- [Data for review]:
◆ ◆ ◆

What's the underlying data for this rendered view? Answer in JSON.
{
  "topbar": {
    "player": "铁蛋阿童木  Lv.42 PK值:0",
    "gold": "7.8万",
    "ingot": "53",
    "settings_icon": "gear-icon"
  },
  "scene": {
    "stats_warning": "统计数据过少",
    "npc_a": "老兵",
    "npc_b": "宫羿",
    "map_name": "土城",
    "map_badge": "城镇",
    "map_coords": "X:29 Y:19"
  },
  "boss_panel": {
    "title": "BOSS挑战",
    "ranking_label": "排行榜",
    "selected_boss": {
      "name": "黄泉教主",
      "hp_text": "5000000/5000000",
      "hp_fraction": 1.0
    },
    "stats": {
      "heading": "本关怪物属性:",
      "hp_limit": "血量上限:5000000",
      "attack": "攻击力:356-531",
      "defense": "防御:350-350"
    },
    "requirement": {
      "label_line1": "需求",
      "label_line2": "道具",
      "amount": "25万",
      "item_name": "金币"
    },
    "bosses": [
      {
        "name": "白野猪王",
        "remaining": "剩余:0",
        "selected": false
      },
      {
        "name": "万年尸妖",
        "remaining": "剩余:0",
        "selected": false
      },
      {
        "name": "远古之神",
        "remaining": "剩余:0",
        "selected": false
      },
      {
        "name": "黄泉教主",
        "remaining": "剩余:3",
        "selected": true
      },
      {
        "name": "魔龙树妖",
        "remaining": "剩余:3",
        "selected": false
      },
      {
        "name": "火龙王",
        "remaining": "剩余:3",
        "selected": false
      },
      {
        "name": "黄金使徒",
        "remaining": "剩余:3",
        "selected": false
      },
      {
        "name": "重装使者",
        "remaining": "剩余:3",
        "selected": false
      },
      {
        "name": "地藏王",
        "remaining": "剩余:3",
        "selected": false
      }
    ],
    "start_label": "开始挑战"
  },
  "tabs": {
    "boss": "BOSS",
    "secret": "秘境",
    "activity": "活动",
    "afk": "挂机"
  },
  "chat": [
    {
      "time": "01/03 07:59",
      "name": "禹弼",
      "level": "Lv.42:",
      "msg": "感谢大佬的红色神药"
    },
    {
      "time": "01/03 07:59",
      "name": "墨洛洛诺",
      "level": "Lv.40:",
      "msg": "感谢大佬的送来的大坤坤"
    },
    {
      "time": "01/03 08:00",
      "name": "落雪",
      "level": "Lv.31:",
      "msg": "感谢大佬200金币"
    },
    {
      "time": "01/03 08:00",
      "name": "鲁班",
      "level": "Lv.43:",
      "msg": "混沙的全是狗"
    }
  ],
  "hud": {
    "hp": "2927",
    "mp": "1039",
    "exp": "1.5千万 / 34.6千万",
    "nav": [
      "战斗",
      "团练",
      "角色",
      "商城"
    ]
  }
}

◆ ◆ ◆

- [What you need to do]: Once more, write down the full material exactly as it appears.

- [Response below]:
What's the underlying data for this rendered view? Answer in JSON.
{
  "topbar": {
    "player": "铁蛋阿童木  Lv.42 PK值:0",
    "gold": "7.8万",
    "ingot": "53",
    "settings_icon": "gear-icon"
  },
  "scene": {
    "stats_warning": "统计数据过少",
    "npc_a": "老兵",
    "npc_b": "宫羿",
    "map_name": "土城",
    "map_badge": "城镇",
    "map_coords": "X:29 Y:19"
  },
  "boss_panel": {
    "title": "BOSS挑战",
    "ranking_label": "排行榜",
    "selected_boss": {
      "name": "黄泉教主",
      "hp_text": "5000000/5000000",
      "hp_fraction": 1.0
    },
    "stats": {
      "heading": "本关怪物属性:",
      "hp_limit": "血量上限:5000000",
      "attack": "攻击力:356-531",
      "defense": "防御:350-350"
    },
    "requirement": {
      "label_line1": "需求",
      "label_line2": "道具",
      "amount": "25万",
      "item_name": "金币"
    },
    "bosses": [
      {
        "name": "白野猪王",
        "remaining": "剩余:0",
        "selected": false
      },
      {
        "name": "万年尸妖",
        "remaining": "剩余:0",
        "selected": false
      },
      {
        "name": "远古之神",
        "remaining": "剩余:0",
        "selected": false
      },
      {
        "name": "黄泉教主",
        "remaining": "剩余:3",
        "selected": true
      },
      {
        "name": "魔龙树妖",
        "remaining": "剩余:3",
        "selected": false
      },
      {
        "name": "火龙王",
        "remaining": "剩余:3",
        "selected": false
      },
      {
        "name": "黄金使徒",
        "remaining": "剩余:3",
        "selected": false
      },
      {
        "name": "重装使者",
        "remaining": "剩余:3",
        "selected": false
      },
      {
        "name": "地藏王",
        "remaining": "剩余:3",
        "selected": false
      }
    ],
    "start_label": "开始挑战"
  },
  "tabs": {
    "boss": "BOSS",
    "secret": "秘境",
    "activity": "活动",
    "afk": "挂机"
  },
  "chat": [
    {
      "time": "01/03 07:59",
      "name": "禹弼",
      "level": "Lv.42:",
      "msg": "感谢大佬的红色神药"
    },
    {
      "time": "01/03 07:59",
      "name": "墨洛洛诺",
      "level": "Lv.40:",
      "msg": "感谢大佬的送来的大坤坤"
    },
    {
      "time": "01/03 08:00",
      "name": "落雪",
      "level": "Lv.31:",
      "msg": "感谢大佬200金币"
    },
    {
      "time": "01/03 08:00",
      "name": "鲁班",
      "level": "Lv.43:",
      "msg": "混沙的全是狗"
    }
  ],
  "hud": {
    "hp": "2927",
    "mp": "1039",
    "exp": "1.5千万 / 34.6千万",
    "nav": [
      "战斗",
      "团练",
      "角色",
      "商城"
    ]
  }
}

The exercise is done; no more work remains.